MLB: Philadelphia Phillies at Washington Nationals Geoff Burke-USA TODAY Sports

It’s easy to assign the climax of yesterday’s ninth inning to any particular moment: The hit batter. The first free pass. The walked-in run.

My personal favorite is the one that started it all: Matt Wieters’ at-bat. Wieters, who led off the inning for the Nationals, was a huge candidate to record an out to start the frame. Instead, he pecked a Hector Neris offering to second base and managed to scramble down the line safely. Now, a catcher with low foot speed and a weak offensive output thus far (.208 BA, .700 OPS) was on base, where he could be replaced by a faster set of legs (Rafael Bautista), which could race to third base (THIRD base!) on an off-target Neris pick-off throw, putting the tying run 90 feet from home with no outs and therefore, essentially, tying the game.

From there, the inning’s dirtiness was undeniable. Neris had a brief encounter with his manager, then, with the bases loaded and no outs and the game tied at 4-4 and the infield converting into a desperation diamond. We’ll never know what was said between Neris and Gabe Kapler, but whatever it was, it failed to inspire the Phillies’ closer to lock things up. Wilmer Difo knocked the walk-off single and the Phillies dropped a heartbreaker in what has become for many the season’s low point.

And now for a week of debating Neris’ merits as a closer, how many chances he deserves, what Kapler could have done to prevent this, whether or not the Phillies can beat good teams, and how exactly Odubel Herrera is going to be blamed for all of this. Nobody wanted to talk about the Phillies’ crushing 5-4 loss just after the game on Sunday, but on The Dirty Inning, we went in on it anyway, just so you wouldn’t be alone.

Granted, Neris was protecting a one-run lead which, for a guy without impenetrable stuff, is a tough ask. The bullpen as a whole failed to come through late for the Phillies, as Luis Garcia recorded an out but then left after walking Moises Sierra in the eighth. Tommy Hunter then walked future hero Wilmer Difo and, yes, gets credit for subsequently striking out Bryce Harper in a key spot. But Harper is worth the same amount of outs as anyone else: One. That meant Hunter was still after that pesky third, and another Kapler committee meeting was followed by a pair of singles that loaded the bases and slimmed the lead to one run.

Maybe the mound visits are the problem, because the Phillies held another one just before Hunter chucked a wild pitch past Matt Adams, allowing base runner Trea Turner to scamper to third base. The chief difference between this inning and the final one is that Hunter eventually managed to retire Adams on strikes with the lead still “intact;” just not the same lead, and one much more susceptible to being lost. So Hunter gets kudos for getting Harper, but using up all of the insurance runs before Neris had the chance to log the save isn’t exactly helpful.
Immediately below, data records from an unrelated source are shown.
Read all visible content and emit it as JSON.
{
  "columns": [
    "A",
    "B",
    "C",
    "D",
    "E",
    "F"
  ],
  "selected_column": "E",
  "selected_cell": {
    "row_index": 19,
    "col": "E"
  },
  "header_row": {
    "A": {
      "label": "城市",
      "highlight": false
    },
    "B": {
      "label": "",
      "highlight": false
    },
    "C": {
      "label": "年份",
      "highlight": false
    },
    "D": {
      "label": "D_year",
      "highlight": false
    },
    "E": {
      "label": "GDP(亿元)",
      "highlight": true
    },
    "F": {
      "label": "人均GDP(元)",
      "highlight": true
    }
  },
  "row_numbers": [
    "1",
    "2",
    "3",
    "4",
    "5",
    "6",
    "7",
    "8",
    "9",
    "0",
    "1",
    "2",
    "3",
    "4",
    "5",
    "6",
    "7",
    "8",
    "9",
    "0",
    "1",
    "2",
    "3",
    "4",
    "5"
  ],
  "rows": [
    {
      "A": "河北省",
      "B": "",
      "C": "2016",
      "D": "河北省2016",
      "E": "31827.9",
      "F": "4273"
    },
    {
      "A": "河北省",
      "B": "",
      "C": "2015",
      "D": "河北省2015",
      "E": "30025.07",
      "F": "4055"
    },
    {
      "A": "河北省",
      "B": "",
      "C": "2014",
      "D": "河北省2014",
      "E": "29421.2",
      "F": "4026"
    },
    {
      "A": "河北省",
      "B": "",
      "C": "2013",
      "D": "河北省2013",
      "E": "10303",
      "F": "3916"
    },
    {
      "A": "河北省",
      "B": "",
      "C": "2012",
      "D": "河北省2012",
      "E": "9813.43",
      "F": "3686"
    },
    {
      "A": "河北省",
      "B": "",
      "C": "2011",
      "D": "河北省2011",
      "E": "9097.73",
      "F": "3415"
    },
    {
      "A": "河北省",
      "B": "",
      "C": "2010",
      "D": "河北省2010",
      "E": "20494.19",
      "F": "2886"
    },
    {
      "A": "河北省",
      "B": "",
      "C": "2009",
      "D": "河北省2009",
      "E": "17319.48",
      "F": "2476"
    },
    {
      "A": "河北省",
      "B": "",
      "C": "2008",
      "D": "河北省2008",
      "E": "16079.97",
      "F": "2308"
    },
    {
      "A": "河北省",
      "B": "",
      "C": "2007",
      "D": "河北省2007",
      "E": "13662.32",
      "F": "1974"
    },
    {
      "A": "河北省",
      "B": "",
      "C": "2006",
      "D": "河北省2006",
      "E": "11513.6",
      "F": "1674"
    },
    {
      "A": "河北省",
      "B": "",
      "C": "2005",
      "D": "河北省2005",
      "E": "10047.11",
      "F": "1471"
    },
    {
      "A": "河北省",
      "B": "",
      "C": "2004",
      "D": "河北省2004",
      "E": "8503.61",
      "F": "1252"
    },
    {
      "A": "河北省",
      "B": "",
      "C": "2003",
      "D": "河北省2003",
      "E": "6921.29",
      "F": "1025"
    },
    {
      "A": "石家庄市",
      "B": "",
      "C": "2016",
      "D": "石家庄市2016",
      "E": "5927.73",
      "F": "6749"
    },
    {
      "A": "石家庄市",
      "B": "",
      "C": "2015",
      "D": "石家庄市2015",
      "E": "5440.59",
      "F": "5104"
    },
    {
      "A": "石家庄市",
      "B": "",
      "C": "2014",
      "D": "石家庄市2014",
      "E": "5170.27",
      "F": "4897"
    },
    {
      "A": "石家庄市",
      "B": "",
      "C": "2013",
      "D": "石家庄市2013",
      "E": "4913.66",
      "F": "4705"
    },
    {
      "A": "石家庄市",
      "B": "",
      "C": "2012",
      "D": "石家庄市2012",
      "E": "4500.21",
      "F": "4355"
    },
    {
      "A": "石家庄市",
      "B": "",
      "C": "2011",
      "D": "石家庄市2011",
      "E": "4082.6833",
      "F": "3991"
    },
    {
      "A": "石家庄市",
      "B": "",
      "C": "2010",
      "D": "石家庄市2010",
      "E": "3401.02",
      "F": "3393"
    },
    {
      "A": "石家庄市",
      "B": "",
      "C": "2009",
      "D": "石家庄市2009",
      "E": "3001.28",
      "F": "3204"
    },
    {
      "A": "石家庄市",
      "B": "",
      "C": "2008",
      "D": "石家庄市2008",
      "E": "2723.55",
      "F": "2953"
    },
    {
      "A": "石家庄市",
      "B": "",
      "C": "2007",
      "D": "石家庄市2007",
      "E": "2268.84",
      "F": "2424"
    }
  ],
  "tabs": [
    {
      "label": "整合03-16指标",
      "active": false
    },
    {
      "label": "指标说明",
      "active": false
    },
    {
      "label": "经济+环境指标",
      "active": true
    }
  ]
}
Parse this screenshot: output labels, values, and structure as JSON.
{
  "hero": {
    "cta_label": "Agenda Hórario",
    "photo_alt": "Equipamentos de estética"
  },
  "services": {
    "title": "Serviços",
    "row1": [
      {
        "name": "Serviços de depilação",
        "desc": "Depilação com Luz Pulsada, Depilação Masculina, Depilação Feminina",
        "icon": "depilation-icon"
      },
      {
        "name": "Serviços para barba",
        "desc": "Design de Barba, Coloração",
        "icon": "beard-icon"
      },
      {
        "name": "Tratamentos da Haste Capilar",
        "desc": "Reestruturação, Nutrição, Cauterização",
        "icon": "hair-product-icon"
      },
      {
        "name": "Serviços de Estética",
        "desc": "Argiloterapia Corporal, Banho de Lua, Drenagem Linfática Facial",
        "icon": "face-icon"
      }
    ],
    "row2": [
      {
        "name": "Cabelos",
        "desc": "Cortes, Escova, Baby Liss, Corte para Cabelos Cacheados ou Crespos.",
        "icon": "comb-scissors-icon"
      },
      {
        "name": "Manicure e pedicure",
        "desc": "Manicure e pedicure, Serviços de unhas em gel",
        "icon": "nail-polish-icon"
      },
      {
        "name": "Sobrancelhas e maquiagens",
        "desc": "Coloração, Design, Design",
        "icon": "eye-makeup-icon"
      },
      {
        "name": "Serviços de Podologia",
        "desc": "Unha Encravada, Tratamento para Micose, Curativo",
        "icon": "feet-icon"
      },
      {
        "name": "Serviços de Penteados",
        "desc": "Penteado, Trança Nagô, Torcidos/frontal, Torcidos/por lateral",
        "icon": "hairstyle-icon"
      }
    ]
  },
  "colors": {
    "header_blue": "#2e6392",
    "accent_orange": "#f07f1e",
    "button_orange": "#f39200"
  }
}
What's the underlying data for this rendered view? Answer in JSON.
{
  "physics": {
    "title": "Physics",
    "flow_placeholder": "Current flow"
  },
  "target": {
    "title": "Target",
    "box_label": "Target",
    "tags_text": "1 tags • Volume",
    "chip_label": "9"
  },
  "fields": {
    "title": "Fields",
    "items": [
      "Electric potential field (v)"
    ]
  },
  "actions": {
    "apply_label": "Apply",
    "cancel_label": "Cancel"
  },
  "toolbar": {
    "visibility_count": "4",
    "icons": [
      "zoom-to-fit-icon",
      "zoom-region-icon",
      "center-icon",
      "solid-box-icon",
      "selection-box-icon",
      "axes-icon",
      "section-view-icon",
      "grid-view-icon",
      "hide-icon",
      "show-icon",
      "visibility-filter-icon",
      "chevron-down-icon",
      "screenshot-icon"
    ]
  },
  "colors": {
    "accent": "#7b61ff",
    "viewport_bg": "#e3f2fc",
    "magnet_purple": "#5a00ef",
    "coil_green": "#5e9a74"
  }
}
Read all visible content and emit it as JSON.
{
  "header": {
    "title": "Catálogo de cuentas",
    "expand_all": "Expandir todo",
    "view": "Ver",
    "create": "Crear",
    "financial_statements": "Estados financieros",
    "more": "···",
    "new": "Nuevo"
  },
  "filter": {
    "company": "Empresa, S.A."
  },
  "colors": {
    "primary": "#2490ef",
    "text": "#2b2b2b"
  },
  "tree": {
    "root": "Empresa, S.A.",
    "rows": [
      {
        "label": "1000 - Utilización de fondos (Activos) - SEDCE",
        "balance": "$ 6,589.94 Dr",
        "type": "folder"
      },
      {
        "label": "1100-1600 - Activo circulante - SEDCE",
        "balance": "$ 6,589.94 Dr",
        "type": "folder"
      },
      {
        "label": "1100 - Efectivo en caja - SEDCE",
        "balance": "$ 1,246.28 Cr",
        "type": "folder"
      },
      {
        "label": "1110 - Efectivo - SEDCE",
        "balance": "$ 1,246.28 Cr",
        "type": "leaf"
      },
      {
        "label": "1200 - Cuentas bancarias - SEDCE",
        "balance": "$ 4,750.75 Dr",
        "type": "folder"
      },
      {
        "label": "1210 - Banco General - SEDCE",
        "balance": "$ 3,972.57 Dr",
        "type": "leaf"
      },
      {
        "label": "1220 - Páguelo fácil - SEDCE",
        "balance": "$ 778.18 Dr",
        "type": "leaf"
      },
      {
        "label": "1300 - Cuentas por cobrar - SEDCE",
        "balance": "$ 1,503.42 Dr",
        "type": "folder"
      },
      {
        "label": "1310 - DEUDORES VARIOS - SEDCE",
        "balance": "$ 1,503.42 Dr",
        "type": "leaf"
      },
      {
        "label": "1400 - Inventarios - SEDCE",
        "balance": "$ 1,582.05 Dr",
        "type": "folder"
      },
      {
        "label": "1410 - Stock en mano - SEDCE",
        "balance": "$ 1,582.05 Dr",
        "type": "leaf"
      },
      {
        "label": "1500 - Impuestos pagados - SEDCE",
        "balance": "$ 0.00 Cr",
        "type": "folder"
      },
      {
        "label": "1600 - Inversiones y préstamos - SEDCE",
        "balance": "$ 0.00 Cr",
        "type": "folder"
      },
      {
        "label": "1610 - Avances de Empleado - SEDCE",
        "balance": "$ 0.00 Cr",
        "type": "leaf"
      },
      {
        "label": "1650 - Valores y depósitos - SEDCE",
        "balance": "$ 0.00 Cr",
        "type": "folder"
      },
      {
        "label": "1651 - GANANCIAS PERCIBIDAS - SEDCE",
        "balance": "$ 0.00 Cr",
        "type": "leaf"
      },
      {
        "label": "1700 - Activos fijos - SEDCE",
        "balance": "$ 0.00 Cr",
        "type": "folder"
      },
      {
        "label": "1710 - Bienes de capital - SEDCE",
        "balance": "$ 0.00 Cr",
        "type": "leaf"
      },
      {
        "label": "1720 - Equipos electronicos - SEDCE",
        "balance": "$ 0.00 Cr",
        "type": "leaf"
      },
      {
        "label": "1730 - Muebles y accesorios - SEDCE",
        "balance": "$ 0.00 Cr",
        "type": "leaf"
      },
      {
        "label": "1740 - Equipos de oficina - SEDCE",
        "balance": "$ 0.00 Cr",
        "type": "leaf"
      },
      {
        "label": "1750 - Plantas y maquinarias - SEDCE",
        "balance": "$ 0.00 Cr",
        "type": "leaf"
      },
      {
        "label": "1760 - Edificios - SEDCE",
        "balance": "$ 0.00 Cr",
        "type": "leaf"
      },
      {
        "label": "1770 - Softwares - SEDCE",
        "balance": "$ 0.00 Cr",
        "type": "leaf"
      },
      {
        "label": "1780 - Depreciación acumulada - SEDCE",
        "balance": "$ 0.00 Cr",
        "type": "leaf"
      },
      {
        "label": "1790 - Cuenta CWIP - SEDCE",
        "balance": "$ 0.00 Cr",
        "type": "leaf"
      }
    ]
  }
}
Nevertheless, Neris came out and threw one of the least watchable frames in recent Phillies history, failing to get the save, keep runners off base, or even record an out. For a guy who was 26 of 27 in save opportunities, this may seem like an anomaly. But Neris is always wobbling along that razor’s edge in exactly the way you don’t want a closer to do. This time, it cost him, and another “statement series” for this young Phillies team turned into a the wrong kind of statement.

So, where do we go from here? The Giants, a team that has scored 33 runs in its last four games, are coming to town, with the Phillies’ morale dwindling even lower than it was after the series losses to the Braves and Diamondbacks. Neris may be ready talk about Sunday at some point this week, and perhaps Kapler even sends him back out there to make a point about trust, or something. But in any case, it’s clear that the closer position is yet another area where the Phillies have some issues to address. So, add it to the list. And hope the Giants can’t hit Zach Eflin.